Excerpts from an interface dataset

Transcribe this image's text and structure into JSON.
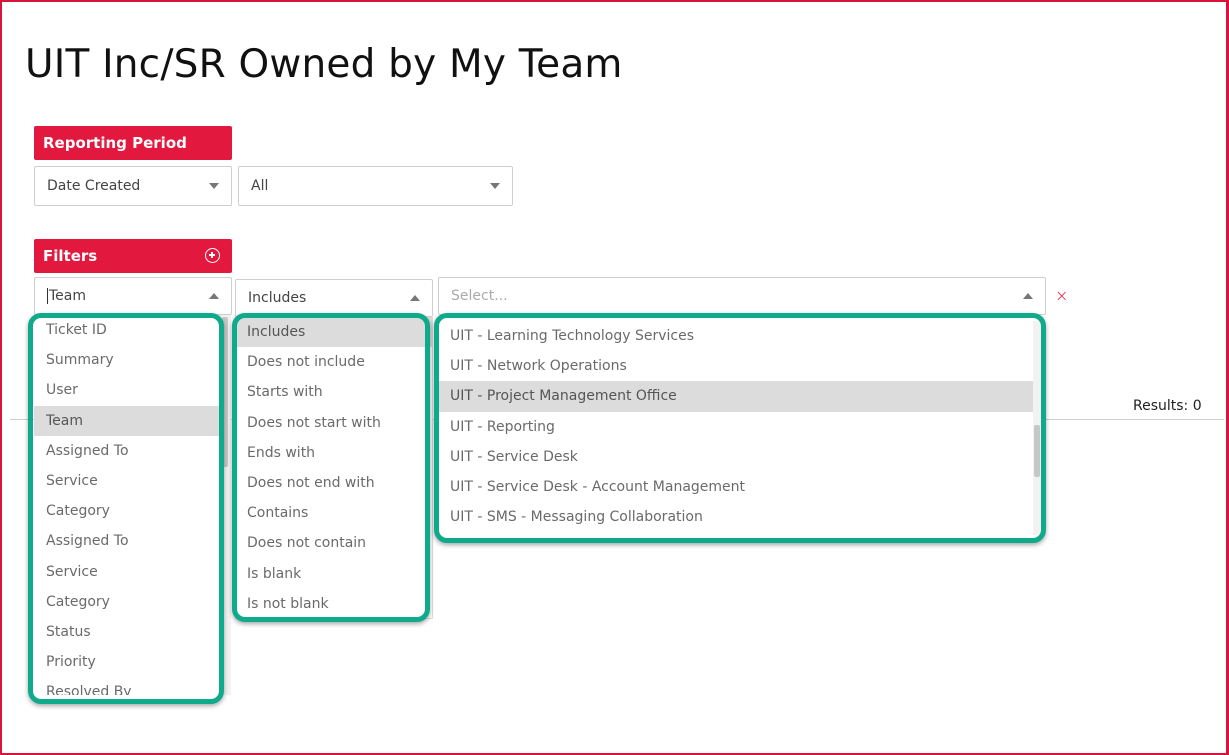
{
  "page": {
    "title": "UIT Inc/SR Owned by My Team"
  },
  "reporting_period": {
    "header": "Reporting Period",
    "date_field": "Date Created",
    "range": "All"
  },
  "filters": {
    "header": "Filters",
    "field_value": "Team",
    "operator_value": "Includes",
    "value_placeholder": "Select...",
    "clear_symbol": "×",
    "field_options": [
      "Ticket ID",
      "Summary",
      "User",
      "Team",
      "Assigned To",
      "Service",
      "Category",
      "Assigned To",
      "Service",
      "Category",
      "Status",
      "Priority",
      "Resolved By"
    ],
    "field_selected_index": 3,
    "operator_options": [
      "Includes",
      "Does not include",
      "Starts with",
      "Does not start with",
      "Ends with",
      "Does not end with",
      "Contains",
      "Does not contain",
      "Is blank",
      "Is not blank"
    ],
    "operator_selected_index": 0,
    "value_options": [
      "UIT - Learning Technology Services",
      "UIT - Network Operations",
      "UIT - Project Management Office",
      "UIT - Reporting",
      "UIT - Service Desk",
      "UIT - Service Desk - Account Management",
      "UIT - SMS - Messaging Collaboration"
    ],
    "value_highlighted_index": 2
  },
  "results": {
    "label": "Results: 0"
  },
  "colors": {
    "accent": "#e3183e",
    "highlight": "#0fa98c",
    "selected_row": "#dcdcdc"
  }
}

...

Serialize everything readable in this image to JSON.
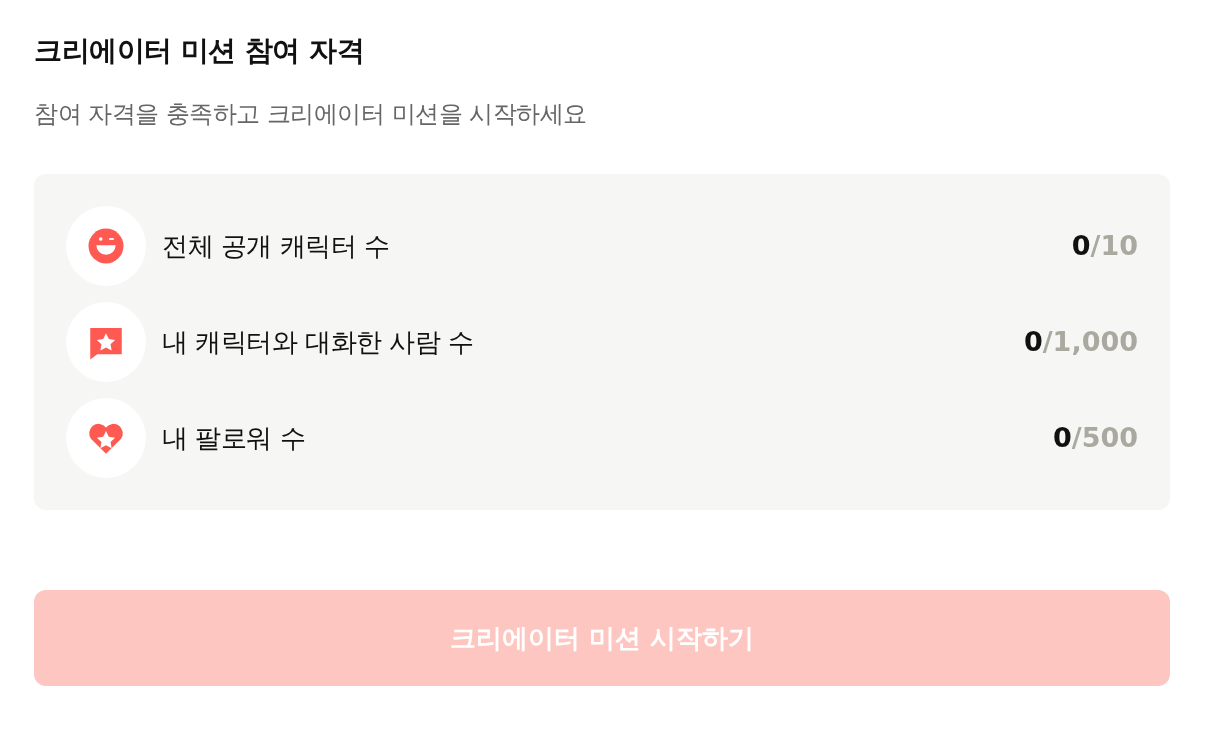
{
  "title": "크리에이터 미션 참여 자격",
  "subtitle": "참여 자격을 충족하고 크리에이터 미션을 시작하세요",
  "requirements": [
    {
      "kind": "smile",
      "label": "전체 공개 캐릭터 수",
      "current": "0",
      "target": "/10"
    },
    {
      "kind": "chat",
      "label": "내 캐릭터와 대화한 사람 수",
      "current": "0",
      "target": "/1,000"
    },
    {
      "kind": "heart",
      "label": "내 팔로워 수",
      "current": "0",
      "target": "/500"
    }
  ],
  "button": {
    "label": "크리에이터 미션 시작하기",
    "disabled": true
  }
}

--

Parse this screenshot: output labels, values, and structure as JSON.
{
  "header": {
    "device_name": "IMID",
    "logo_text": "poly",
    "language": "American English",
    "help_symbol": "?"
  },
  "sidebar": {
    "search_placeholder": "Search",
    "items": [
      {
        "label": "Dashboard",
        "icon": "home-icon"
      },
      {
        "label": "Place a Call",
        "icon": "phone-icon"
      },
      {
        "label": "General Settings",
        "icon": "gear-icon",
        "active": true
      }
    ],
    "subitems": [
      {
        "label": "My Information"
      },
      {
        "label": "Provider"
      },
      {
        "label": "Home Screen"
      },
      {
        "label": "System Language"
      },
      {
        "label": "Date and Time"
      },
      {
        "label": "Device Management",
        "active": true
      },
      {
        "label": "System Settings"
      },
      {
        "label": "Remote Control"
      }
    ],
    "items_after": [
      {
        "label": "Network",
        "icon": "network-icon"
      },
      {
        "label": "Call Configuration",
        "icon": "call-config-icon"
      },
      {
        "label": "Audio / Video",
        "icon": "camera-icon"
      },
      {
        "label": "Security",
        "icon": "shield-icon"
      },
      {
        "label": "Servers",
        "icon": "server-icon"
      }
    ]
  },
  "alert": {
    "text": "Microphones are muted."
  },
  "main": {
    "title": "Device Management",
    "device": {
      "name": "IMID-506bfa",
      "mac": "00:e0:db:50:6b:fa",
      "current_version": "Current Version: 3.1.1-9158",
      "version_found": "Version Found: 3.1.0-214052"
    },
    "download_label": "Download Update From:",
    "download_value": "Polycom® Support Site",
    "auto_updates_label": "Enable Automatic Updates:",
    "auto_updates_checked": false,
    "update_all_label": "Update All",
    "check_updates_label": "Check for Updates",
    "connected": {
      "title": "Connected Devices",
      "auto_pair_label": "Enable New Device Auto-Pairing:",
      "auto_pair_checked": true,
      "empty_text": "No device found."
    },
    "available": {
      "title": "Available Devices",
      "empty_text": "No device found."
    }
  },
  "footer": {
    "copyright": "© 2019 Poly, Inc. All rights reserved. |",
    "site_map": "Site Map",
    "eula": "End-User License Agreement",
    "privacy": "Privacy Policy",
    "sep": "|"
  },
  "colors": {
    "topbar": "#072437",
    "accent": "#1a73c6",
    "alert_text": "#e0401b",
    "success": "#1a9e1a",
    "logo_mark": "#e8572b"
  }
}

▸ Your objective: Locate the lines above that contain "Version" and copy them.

▸ Solution to the problem:
      "current_version": "Current Version: 3.1.1-9158",
      "version_found": "Version Found: 3.1.0-214052"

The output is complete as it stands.